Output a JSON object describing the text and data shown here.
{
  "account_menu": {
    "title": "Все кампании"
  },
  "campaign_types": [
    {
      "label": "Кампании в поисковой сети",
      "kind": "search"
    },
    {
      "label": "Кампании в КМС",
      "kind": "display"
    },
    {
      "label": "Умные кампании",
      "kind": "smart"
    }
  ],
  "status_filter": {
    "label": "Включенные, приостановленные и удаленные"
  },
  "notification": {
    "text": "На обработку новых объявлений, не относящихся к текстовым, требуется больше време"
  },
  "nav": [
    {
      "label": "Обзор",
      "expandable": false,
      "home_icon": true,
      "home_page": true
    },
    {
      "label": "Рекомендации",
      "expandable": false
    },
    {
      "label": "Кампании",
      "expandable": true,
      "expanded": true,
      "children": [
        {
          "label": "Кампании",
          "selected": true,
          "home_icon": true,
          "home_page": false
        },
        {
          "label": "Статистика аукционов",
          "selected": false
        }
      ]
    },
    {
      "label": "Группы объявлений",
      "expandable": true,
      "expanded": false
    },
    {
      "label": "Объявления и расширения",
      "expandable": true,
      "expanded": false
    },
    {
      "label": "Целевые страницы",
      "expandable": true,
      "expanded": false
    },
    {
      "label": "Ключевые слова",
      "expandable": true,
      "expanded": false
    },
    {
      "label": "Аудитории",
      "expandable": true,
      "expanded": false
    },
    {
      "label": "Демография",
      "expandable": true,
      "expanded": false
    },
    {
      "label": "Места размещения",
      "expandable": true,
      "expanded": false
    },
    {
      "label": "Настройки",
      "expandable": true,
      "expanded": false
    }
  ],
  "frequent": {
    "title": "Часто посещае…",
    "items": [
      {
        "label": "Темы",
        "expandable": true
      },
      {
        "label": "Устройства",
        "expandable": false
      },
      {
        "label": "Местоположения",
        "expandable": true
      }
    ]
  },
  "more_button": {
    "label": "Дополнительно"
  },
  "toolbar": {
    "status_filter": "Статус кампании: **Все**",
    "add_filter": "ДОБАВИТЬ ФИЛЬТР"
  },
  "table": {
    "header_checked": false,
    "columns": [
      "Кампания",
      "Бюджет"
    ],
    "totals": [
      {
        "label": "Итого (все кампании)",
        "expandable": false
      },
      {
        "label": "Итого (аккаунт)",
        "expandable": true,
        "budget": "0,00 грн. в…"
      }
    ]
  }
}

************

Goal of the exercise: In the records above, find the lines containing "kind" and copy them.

Solution for this task:
      "kind": "search"
      "kind": "display"
      "kind": "smart"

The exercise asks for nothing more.